Vertical tillage is still the hottest thing in turning residue, and a new design trend is on its way. That’s according to Joe Sampson, vice president of sales for Osmundson, the company that makes the disk blades for many of the original equipment makers.
Sampson recently gave a talk at the AMC Engineering Conference about vertical tillage, high-speed tillage and the future of blades. He says higher crop yields have left behind a lot more plant residue in the field, calling for new methods of tilling soil.
“We’ve seen yields go up to close to 200 bushels on average, so there’s a lot of trash and residue to take care of, and regular conventional blades just aren’t doing the trick,” Sampson says. “Farmers also want to go faster and be more precise.”
Those demands have led to new blades designed to cut and size the residue while being able to run at high speeds to cover more acres.
“What is going on in our neck of woods is that vertical tillage is still the name of game, with high speed being the next phase.” “Not all of the equipment is out yet, but all of the OEs are working on it.”

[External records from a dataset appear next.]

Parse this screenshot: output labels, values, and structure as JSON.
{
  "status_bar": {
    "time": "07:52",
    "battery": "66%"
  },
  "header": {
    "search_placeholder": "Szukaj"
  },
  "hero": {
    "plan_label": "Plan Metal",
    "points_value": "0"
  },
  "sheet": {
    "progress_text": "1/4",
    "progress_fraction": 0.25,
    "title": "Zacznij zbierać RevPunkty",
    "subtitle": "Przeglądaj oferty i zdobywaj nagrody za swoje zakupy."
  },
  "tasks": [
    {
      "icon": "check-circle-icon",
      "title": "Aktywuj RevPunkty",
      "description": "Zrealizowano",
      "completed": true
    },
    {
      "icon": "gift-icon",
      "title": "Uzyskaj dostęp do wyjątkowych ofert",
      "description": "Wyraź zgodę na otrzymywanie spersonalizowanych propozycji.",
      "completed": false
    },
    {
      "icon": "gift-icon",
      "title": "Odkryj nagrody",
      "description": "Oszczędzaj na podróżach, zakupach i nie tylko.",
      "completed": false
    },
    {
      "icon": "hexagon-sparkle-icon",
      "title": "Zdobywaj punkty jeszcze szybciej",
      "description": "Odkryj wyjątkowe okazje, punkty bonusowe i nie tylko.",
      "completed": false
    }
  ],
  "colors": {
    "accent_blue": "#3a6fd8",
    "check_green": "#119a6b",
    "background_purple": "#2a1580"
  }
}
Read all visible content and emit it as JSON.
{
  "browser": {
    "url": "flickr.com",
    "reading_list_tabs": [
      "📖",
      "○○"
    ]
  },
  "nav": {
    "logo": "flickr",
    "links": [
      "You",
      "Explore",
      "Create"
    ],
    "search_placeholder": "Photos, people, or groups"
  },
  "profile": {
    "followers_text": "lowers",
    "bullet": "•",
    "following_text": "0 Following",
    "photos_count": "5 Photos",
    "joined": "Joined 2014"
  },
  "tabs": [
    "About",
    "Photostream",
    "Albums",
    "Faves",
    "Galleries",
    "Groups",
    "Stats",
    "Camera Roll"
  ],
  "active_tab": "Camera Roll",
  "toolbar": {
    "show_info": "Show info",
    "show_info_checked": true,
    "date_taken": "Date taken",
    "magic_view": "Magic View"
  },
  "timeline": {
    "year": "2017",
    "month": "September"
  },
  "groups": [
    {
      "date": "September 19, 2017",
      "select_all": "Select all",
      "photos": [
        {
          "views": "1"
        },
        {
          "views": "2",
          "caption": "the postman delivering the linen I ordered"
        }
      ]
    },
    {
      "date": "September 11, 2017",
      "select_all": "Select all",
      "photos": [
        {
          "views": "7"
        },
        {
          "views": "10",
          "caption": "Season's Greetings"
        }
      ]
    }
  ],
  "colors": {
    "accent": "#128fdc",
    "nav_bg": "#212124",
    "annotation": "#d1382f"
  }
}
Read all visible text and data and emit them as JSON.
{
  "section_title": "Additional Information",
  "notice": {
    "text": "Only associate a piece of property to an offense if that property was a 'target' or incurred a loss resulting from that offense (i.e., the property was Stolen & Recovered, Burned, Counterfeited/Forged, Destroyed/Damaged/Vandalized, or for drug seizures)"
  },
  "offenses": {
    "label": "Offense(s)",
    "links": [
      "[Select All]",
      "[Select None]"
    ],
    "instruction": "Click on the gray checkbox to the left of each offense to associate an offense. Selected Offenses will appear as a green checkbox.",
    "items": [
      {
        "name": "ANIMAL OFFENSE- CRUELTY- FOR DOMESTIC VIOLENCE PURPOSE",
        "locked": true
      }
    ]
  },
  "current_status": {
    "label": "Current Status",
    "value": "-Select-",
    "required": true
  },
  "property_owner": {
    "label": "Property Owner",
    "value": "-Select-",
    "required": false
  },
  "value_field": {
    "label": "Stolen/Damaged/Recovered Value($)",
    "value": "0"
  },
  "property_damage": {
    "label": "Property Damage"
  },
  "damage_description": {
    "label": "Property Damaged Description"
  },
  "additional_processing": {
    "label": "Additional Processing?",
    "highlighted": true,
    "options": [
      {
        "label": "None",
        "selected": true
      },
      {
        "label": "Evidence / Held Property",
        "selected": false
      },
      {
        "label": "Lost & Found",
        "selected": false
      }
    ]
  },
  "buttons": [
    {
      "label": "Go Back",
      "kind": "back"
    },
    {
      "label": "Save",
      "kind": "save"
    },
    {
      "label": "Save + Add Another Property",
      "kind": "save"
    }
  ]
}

Here, Sampson walks us through the evolution of tillage and how blades will have to change to meet new field conditions.